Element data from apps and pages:
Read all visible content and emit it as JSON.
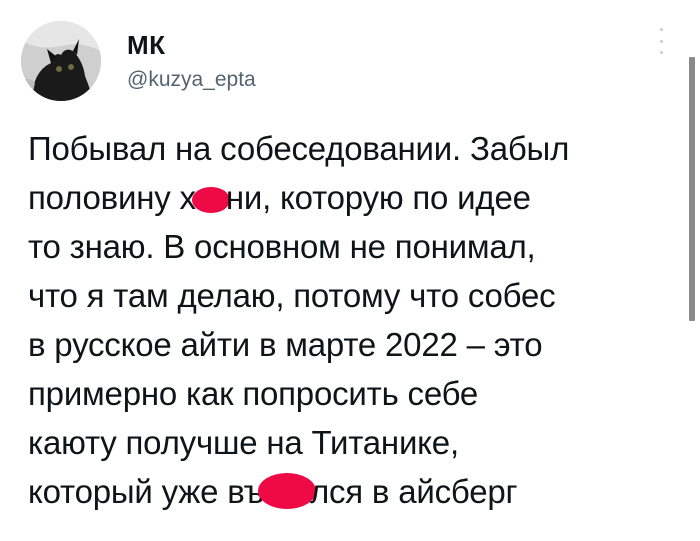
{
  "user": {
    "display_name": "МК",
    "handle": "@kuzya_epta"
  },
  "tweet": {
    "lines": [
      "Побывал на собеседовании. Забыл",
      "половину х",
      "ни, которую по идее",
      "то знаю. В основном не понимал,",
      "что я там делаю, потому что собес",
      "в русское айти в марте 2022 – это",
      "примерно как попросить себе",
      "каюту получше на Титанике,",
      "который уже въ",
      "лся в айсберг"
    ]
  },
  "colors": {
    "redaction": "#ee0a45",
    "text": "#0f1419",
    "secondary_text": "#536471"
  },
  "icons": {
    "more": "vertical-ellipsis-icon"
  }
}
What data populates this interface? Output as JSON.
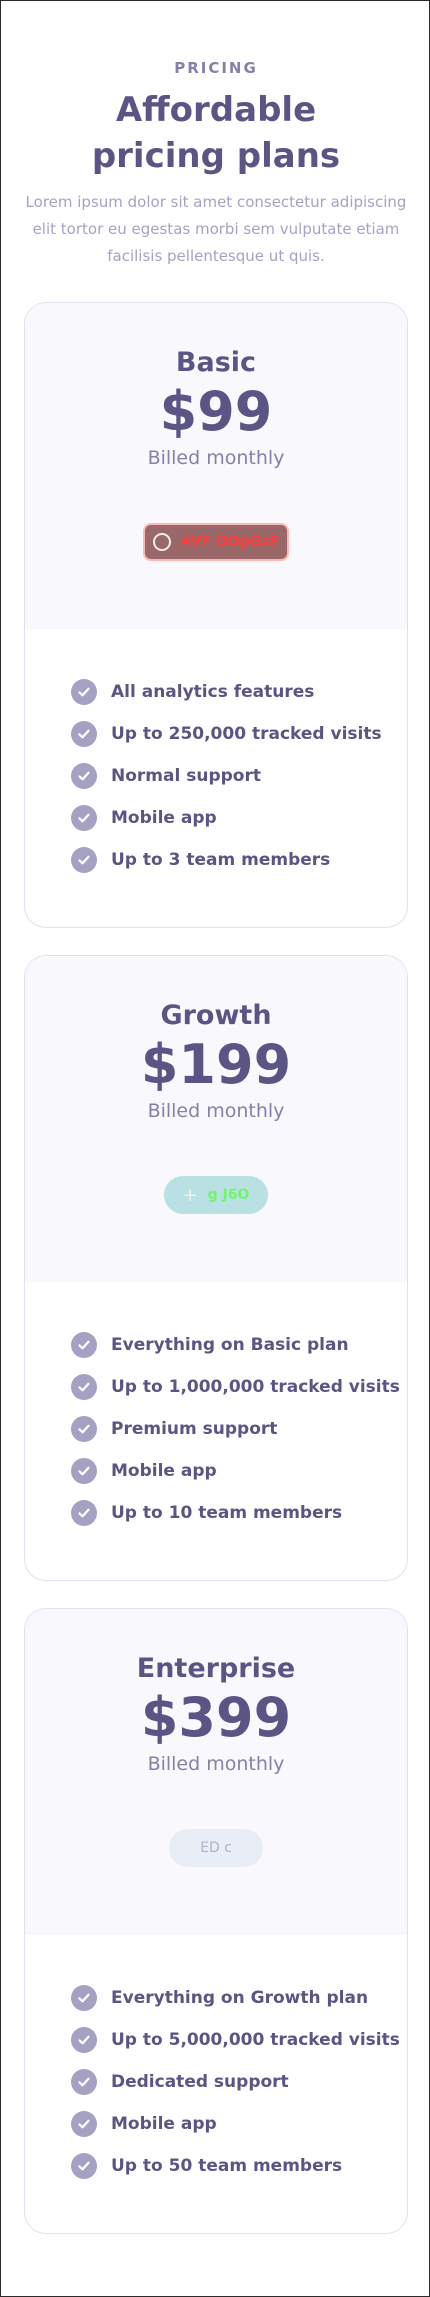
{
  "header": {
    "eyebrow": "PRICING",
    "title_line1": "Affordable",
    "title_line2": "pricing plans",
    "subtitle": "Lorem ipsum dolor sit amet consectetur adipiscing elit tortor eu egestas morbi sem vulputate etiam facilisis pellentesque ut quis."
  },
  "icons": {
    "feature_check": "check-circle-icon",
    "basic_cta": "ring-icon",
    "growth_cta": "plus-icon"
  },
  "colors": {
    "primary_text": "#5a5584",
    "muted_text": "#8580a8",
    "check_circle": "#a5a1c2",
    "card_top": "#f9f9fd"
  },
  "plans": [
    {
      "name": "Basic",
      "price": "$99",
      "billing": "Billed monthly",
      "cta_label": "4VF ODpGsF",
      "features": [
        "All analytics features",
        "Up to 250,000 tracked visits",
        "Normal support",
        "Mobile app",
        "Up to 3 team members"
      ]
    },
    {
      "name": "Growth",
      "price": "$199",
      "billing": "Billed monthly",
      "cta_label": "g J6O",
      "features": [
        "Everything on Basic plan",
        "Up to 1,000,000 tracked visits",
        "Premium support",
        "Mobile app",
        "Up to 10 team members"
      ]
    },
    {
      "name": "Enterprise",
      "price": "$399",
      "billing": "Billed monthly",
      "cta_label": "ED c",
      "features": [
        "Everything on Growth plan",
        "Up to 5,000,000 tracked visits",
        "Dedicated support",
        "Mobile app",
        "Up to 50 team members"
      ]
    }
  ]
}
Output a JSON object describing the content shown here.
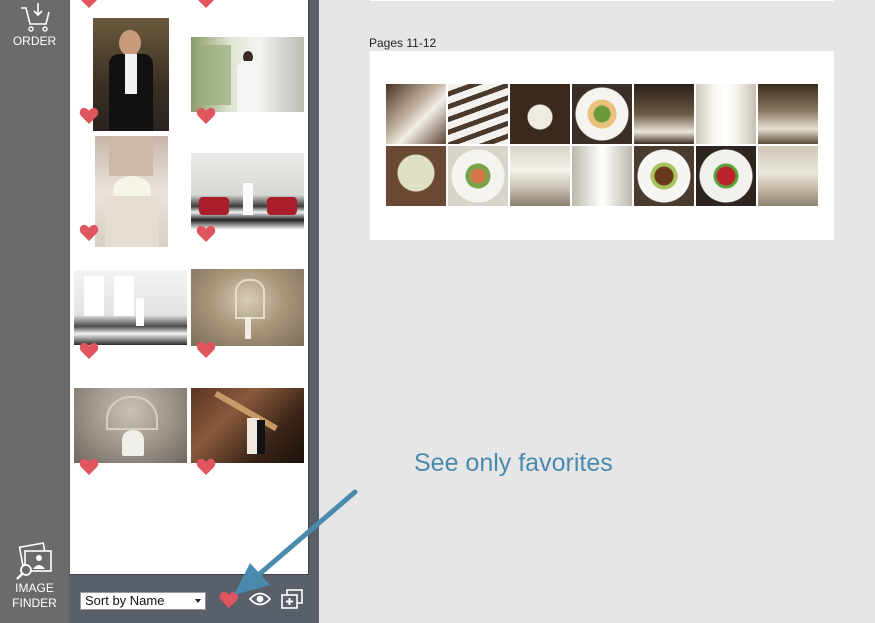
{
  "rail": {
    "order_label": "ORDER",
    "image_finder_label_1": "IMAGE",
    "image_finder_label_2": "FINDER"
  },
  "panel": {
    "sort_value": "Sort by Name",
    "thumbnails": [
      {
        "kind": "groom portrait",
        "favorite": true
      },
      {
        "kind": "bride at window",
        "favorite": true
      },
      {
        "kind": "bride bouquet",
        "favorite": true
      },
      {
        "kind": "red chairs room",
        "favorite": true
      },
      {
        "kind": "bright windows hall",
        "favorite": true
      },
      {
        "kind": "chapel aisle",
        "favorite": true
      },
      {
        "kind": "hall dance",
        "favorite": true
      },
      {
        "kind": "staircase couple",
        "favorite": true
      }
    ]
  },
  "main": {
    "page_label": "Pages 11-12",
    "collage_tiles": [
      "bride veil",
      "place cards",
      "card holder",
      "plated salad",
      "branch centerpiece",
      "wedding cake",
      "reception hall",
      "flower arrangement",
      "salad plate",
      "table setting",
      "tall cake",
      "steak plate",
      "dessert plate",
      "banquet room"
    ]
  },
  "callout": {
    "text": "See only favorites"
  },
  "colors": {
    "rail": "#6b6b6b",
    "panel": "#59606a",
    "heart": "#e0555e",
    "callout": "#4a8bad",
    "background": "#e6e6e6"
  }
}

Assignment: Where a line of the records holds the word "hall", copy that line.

Response to the exercise:
        "kind": "bright windows hall",
        "kind": "hall dance",
      "reception hall",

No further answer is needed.